Wednesday, March 25, 2009

Achille Varzi

As someone who prides himself on having a decent knowledge of our pre-war racing heros, I'm certainly no Doug Nye. I do the best I can with what I have but, even with what sometimes feels like a limitless amount of enthusiasm and energy for this stuff, I can only keep up with so much. Some stuff should be a no brainer I know, and some of the historian material does enter the transom and then drift past to be forgotten in the currents, nobody's fault but mine if it doesn't stick to my mental ribs. 

One of these points of motorsport's history that I was recently reminded of was the fact that a good number of pre-war racing drivers started there careers competing on two wheels. The list is long and impressive, but may I throw out two names that might just ring a bell with you???, Tazio Nuvolari and Achille Varzi. That's right, both of these great ( actually the greatest ) pre-war Italian racing champions began their careers on motorbikes. In fact, Nuvolari kick-started his career by becoming the Italian motorcycle champion in 1924. 

Although Varzi didn't have the success on two wheels that Nuvolari enjoyed, he learned much from his time behind the bars and was able to make it instantly translate to his new career in sports and Grand Prix cars. 

The bike that is pictured above is a rare piece of hard documentation from Achille Varzi's past.
This extremely rare 1924 Sunbeam Model 9 is not only the earliest surviving example of this model, but is the very bike raced by Achille Varzi. This bike began its life on display as a brand new machine under the Sunbeam banner at Italy's 1924 Turin show just before Varzi took ownership. 

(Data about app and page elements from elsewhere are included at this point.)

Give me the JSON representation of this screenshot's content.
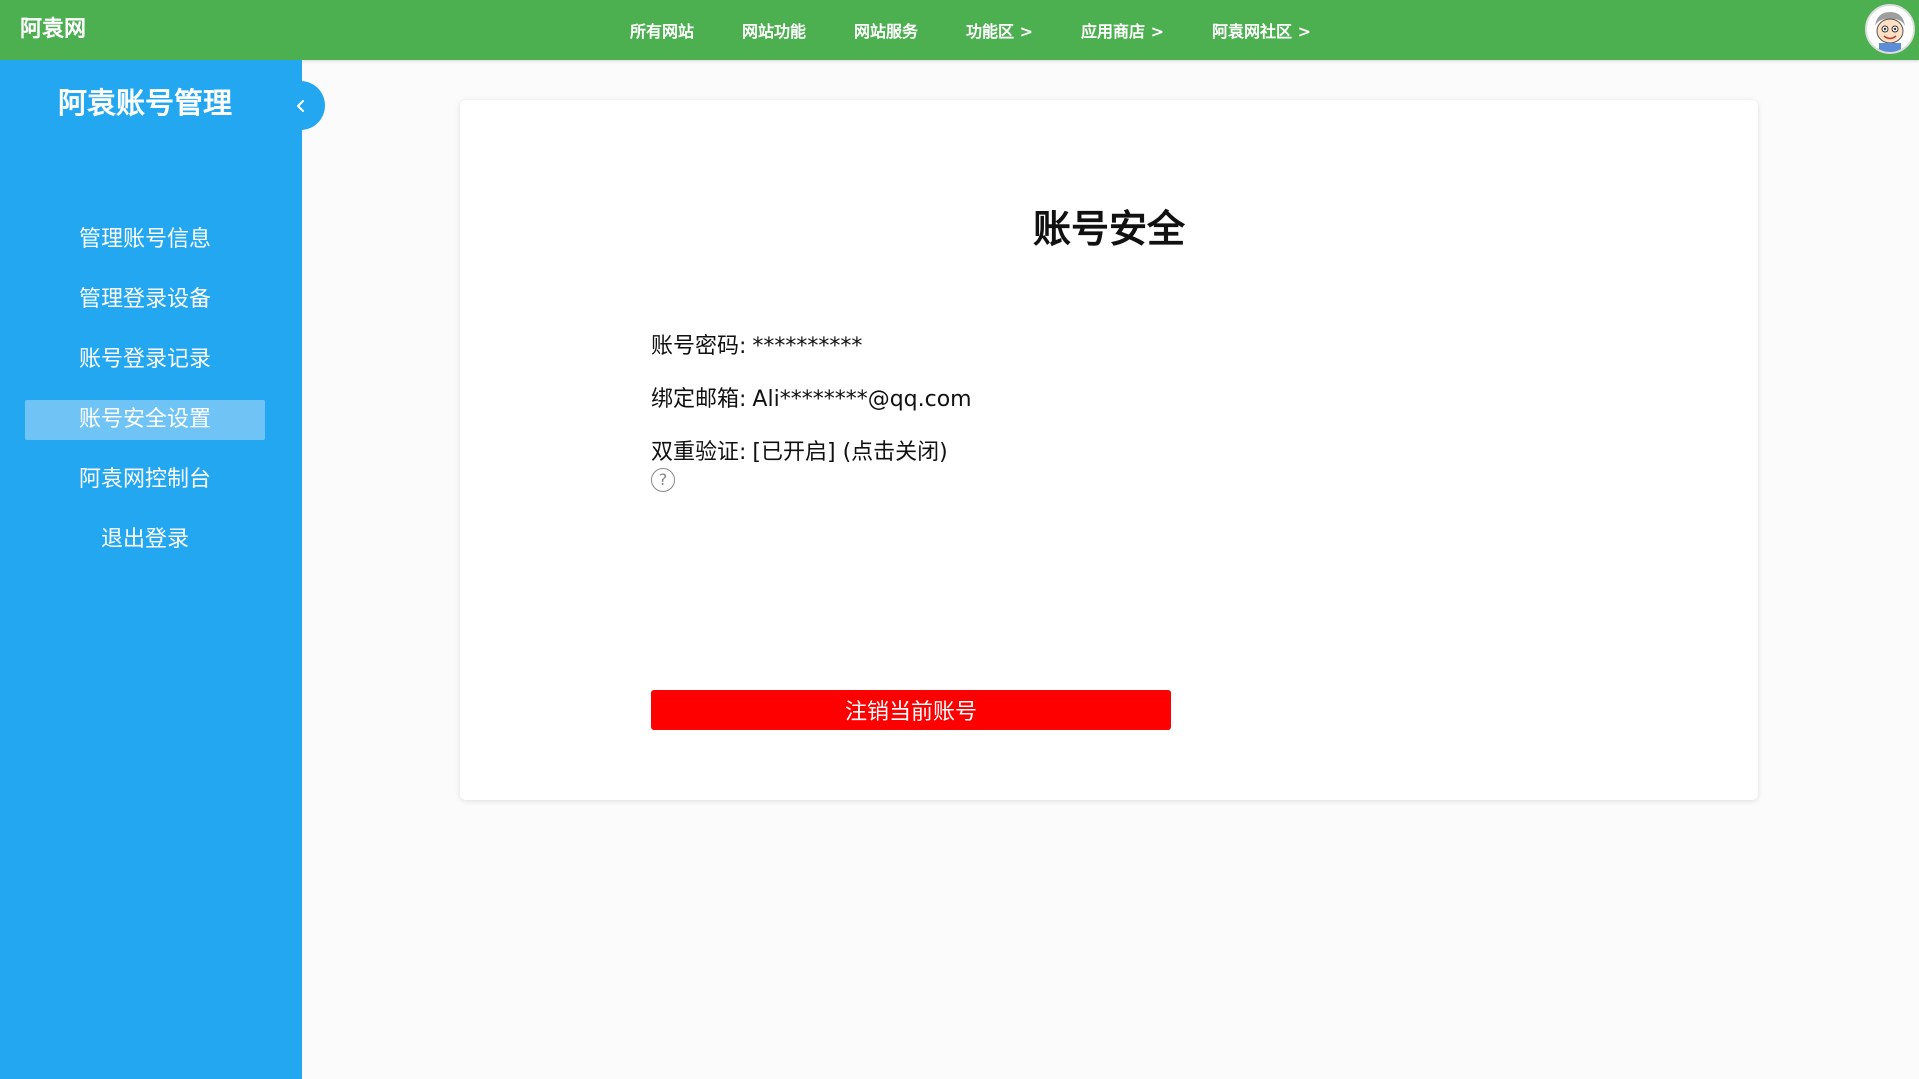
{
  "header": {
    "brand": "阿袁网",
    "nav": [
      "所有网站",
      "网站功能",
      "网站服务",
      "功能区 >",
      "应用商店 >",
      "阿袁网社区 >"
    ],
    "avatar_icon": "cartoon-avatar-icon"
  },
  "sidebar": {
    "title": "阿袁账号管理",
    "collapse_icon": "chevron-left-icon",
    "items": [
      {
        "label": "管理账号信息",
        "active": false
      },
      {
        "label": "管理登录设备",
        "active": false
      },
      {
        "label": "账号登录记录",
        "active": false
      },
      {
        "label": "账号安全设置",
        "active": true
      },
      {
        "label": "阿袁网控制台",
        "active": false
      },
      {
        "label": "退出登录",
        "active": false
      }
    ]
  },
  "main": {
    "title": "账号安全",
    "password": {
      "label": "账号密码:",
      "value": "**********"
    },
    "email": {
      "label": "绑定邮箱:",
      "value": "Ali********@qq.com"
    },
    "two_factor": {
      "label": "双重验证:",
      "status": "[已开启]",
      "action": "(点击关闭)"
    },
    "help_icon": "?",
    "delete_account_label": "注销当前账号"
  },
  "colors": {
    "topbar": "#4caf50",
    "sidebar": "#22a7f0",
    "active_item": "#6fc4f5",
    "danger": "#ff0000"
  }
}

Being one of the great early examples of a high-performance 500 single, these bikes were highly sought after when new, as they were among the fastest and most competitive in their day. 

1 comment:

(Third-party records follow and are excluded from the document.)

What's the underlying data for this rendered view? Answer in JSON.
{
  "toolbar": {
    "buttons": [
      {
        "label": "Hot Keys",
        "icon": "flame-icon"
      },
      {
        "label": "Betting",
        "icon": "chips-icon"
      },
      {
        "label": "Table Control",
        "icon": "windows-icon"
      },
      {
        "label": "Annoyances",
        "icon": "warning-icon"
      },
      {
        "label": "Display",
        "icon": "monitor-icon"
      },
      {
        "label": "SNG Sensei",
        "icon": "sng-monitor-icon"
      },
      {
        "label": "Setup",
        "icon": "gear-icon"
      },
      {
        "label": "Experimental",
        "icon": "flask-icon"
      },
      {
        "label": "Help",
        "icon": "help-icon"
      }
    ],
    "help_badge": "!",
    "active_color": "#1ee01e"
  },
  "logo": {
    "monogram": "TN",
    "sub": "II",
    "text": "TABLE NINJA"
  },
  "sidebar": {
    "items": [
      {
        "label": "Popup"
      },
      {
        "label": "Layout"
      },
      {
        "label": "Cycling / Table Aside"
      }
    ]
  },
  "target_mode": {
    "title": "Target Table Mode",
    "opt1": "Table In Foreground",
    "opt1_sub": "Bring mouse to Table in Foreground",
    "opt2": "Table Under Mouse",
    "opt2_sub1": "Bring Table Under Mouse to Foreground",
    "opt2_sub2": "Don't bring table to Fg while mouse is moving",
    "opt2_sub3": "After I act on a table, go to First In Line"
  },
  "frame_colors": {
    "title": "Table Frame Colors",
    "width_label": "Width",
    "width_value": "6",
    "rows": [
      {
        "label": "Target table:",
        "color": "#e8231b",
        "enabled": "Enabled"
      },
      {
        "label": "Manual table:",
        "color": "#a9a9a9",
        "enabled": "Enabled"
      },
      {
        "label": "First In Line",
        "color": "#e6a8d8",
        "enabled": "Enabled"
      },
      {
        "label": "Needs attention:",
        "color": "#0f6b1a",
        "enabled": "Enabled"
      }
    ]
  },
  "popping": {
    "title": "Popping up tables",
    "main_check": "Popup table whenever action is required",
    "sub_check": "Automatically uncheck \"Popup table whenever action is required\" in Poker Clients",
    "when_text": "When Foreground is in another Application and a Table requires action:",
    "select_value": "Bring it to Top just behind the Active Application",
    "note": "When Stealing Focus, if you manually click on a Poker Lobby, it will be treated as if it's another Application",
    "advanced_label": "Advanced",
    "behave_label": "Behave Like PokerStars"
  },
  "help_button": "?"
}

moi said...

Stumbled across this old post while researching a piece on Varzi, and it made me think of someone else to add to your list: Piero Taruffi.

I don't think there's anything Taruffi didn't do. (Including completing a PhD in engineering while winning motorbike championships, and later going on to design cars, break records, and compete in the occasional Olympics. Slacker.)